The aging process is associated to a complex ensemble of structural and functional changes. Focusing on the aging brain, the most reported modification has to do with the progressive atrophy of prefrontal cortices. The decrease in cortical volume is accompanied by a gradual (and greater) decrease of white matter density in anterior portions of the brain and by a progressive reduction of the functionality of the dopaminergic system. Those findings lead to the development of the frontal lobe hypothesis, which states that age-related cognitive and behavioral changes are due to the gradual decline of frontal brain structures. At the same time, functional data highlighted how older people show peculiar compensatory activity involving prefrontal regions when they are engaged in cognitive tasks, thus keeping acceptable performance levels notwithstanding neural losses. Within this scenario, the development of markers able to mirror and track functional decline across physiological and pathological aging processes is one of the most relevant challenges. Traditional paper-and-pencil assessment procedures, indeed, may not be sufficiently sensitive to discriminate small cognitive difficulties occurring, for example, in prodromal phases of degenerative diseases.

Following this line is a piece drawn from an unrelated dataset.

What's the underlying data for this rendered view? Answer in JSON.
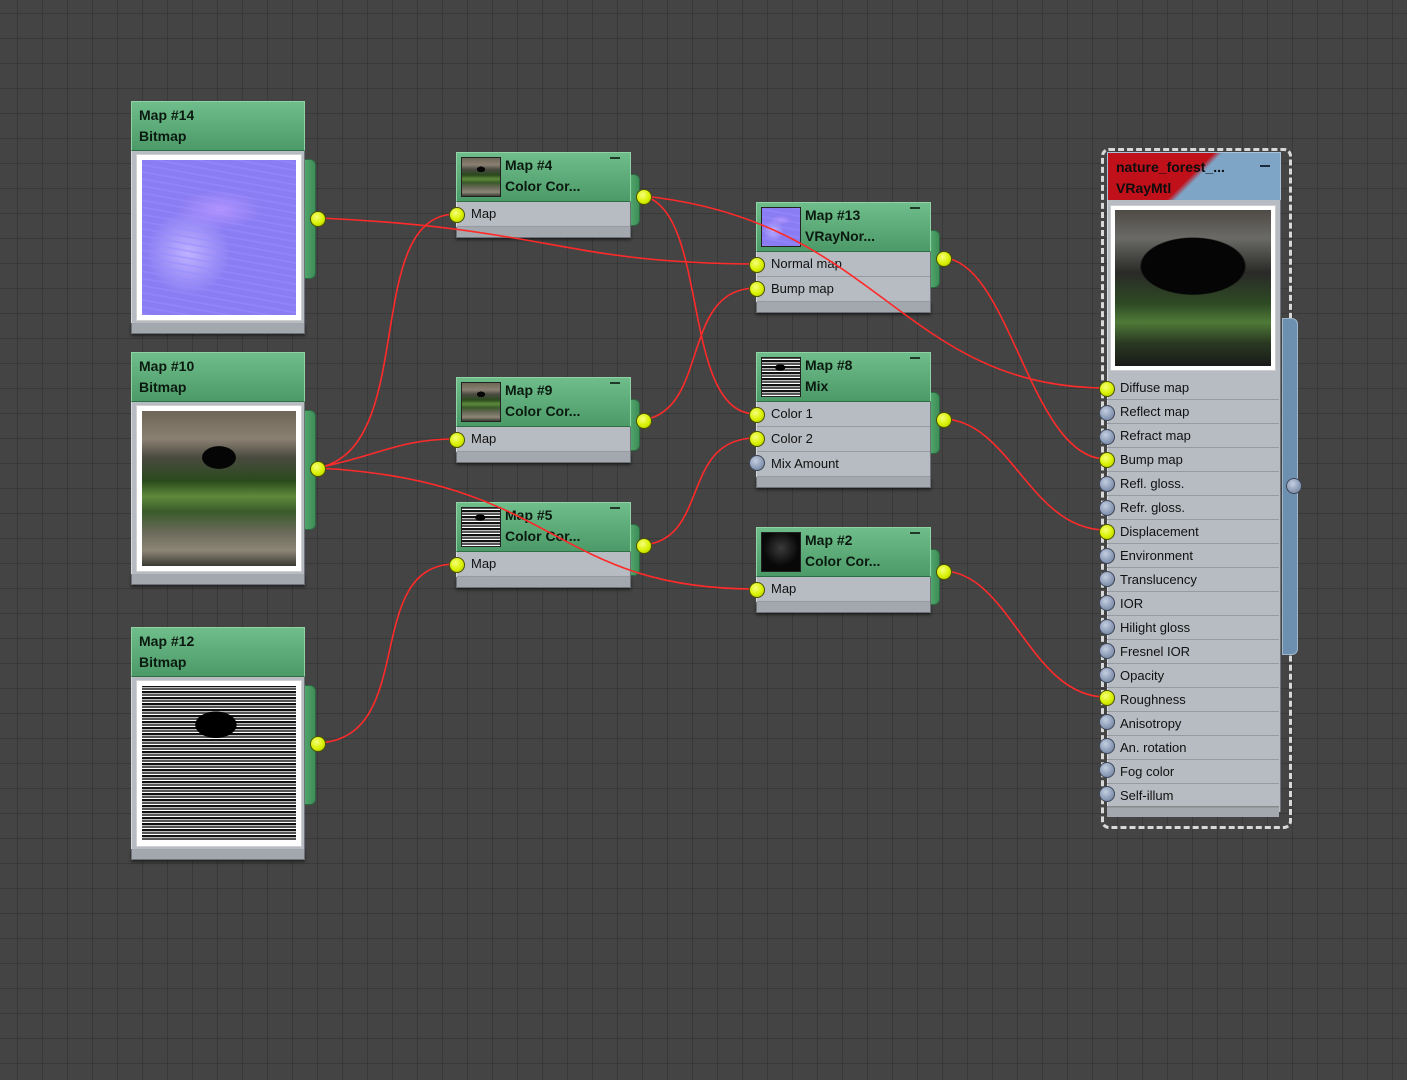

Oscillatory and event-related electrophysiological measures, instead, are thought to be valuable candidates, them being sensitive to changes in cognitive and functional states, easy to record, non-invasive, and cheaper than alternative instrumental markers based on biochemical, metabolic or neuroimaging methods. Even though most of recent research focused on early pathological signs of Alzheimer Disease and/or Mild Cognitive Impairment, age has been classically associated to decrease in alpha band power and to progressive slowing of EEG rhythms even in healthy elderly people, as well as to prolonged latency of the N2 event-related component, lack of habituation of the P3a component, and reduced/later P3b deflections, mirroring information-processing and allocation of attention resources. In addition, in a recent study integrating cognitive-behavioral (standardized neuropsychological tests and computerized reaction times tasks) and electrophysiological (28-channels resting and taskrelated EEG-ERP) assessment in a sample of healthy old people, we observed relevant correlations between alpha reactivity during eyes open/closed resting and performances at a reaction times task, potentially marking differences in information-processing efficiency. Present and literature evidence point out the potential of EEG-ERP measures to help sketching a finer and more complete picture of cognitive-functional profile even in healthy elderly, and data on age-related changes of oscillatory cortical activity may be deemed as potential targets for future intervention via transcranial alternating current stimulation or neurofeedback techniques.
|Numero di pagine||2|
|Stato di pubblicazione||Pubblicato - 2016|
|Evento||XXIV Congresso Nazionale della Società Italiana di Psicofisiologia – SIPF - Milano|
Durata: 27 ott 2016 → 29 ott 2016
- Cognitive screening
- Healthy aging
- Neuropsychological assessment